The Bard Behind the Bar
Sun, 01 Jan 2012 18:54:13 +0000 -
Associated Content

Join contributor Robert Hershon for a pint at McSorley's Old Ale House, where poet and head bartender Geoffrey Bartholomew has sold more than five thousand copies of his self-published collection, The McSorley's Poems, without the aid of a high-powered marketing department or special advertising and promotions. Watch via YouTube.

The Corner Library
Tue, 01 Nov 2011 14:12:13 +0000 -

Poets & Writers Magazine takes a look inside the Corner Library, a tiny book depository serving the community in Brooklyn, New York's Williamsburg neighborhood.

Behind the Scenes at a Poets & Writers Cover Shoot
Fri, 01 Jul 2011 13:15:49 +0000 -

Go behind the scenes at the photo shoot with the literary agents featured on the cover of our July/August issue to see how much time and energy goes into capturing the images published in Poets & Writers Magazine. Join the photographer, the art director, the managing editor, and the editor of the magazine in a SoHo loft as they work toward the perfect cover.

Writing Contest Advice
Sun, 01 May 2011 19:44:51 +0000 -

Watch Stephanie G'Schwind, Camille Rankine, Michael Collier, and Beth Harrison offer their advice for poets and writers interested in submitting their work to writing contests. G'Schwind, director of the Center for Literary Publishing; Collier, director of the Bread Loaf Writers' Conference; Rankine, communications coordinator at Cave Canem Foundation; and Harrison, associate director of the Academy of American Poets, talked with editor Kevin Larimer as part of a roundtable interview published in the May/June 2011 issue of Poets & Writers Magazine.

The Future of Family-Friendly Residencies
Tue, 01 Mar 2011 14:28:07 +0000 -

Watch contributor Thomas Israel Hopkins—along with this wife, novelist Emily Barton, and their son, Tobias—discuss the impetus for writing "The Future of Family-Friendly Residencies." In the article, which appears in the March/April 2011 issue of Poets & Writers Magazine, Hopkins takes a look at the relatively small number of colonies that allow writers to bring children for their full stay and offers some suggestions for ways in which parent-writers and residency directors can work together to facilitate more programs that accommodate families.

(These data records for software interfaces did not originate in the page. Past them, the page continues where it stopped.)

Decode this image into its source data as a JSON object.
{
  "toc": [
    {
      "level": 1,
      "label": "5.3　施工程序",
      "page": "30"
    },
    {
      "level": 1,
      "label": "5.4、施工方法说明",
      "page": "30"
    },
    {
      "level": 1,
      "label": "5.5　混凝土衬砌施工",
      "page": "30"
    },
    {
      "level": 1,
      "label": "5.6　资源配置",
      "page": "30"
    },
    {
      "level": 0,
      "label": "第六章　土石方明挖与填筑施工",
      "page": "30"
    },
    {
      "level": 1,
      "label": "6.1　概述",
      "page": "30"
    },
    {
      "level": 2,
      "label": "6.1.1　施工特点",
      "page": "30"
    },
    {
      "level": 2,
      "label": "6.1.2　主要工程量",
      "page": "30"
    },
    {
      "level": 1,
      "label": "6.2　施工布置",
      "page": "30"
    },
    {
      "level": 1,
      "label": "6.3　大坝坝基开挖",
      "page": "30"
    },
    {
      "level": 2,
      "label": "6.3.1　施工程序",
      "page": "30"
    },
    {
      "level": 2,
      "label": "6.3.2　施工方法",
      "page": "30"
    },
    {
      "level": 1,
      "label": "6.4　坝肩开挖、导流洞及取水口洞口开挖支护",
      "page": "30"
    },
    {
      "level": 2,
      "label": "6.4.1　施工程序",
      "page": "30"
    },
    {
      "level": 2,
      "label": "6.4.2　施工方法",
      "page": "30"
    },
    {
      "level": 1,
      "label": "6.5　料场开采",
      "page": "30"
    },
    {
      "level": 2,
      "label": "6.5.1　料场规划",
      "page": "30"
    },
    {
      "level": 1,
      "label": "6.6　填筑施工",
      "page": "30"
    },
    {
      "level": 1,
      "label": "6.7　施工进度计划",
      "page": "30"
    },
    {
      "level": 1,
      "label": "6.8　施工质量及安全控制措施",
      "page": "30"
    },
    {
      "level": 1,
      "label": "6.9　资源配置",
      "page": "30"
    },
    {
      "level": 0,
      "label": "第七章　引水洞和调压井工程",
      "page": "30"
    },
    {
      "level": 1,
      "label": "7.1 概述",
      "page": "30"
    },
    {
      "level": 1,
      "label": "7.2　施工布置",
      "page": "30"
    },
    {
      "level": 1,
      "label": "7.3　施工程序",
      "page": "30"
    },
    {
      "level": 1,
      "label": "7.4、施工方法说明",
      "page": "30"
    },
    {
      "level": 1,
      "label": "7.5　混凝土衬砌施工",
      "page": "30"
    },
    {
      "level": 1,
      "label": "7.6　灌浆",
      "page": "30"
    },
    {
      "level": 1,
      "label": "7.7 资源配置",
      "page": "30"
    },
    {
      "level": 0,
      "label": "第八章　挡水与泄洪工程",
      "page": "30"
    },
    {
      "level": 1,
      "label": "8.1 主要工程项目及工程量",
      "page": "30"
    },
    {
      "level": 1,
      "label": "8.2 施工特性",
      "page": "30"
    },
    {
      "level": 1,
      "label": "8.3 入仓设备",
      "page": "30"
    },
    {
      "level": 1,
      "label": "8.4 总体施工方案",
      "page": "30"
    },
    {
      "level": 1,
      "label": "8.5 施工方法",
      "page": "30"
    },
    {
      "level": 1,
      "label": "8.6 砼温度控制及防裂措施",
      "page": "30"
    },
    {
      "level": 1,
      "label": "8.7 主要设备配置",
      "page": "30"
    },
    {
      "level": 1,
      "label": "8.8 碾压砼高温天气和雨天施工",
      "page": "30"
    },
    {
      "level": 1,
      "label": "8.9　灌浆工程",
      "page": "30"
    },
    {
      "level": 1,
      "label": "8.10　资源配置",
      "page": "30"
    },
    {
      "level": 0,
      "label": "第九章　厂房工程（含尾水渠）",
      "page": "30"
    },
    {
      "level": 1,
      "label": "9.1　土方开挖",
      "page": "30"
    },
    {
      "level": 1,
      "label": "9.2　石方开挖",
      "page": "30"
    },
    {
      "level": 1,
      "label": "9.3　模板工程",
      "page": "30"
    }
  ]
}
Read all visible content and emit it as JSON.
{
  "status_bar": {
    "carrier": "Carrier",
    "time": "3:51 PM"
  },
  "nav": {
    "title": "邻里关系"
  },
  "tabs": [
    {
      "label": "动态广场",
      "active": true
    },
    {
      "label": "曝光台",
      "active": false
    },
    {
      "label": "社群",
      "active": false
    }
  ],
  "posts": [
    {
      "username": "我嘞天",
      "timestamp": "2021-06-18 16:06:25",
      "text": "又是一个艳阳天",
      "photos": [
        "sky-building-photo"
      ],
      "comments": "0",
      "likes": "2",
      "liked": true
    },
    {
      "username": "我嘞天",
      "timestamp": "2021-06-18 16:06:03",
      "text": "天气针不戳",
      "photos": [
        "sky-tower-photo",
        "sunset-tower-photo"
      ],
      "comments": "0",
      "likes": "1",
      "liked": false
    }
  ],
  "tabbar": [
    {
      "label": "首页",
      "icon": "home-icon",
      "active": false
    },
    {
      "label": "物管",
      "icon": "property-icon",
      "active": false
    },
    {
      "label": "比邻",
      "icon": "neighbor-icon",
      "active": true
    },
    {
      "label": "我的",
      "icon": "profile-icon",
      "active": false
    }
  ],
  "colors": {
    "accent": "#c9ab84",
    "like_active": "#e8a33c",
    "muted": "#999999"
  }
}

Behind the Design of This Issue's Inspiring Cover
Sat, 01 Jan 2011 05:00:00 +0000 -
Associated Content

Watch editor Kevin Larimer's interview with illustrator Jim Tierney, who reveals his initial sketches and revisions of this issue's cover.

DIY: How to Coptic Bind a Chapbook
Mon, 01 Nov 2010 14:18:59 +0000 -
Associated Content

As a companion to Indie Innovators, a special section on groundbreaking presses and magazines, we demonstrate how to Coptic bind a chapbook. View the accompanying slideshow for information on formatting your book in Microsoft Word.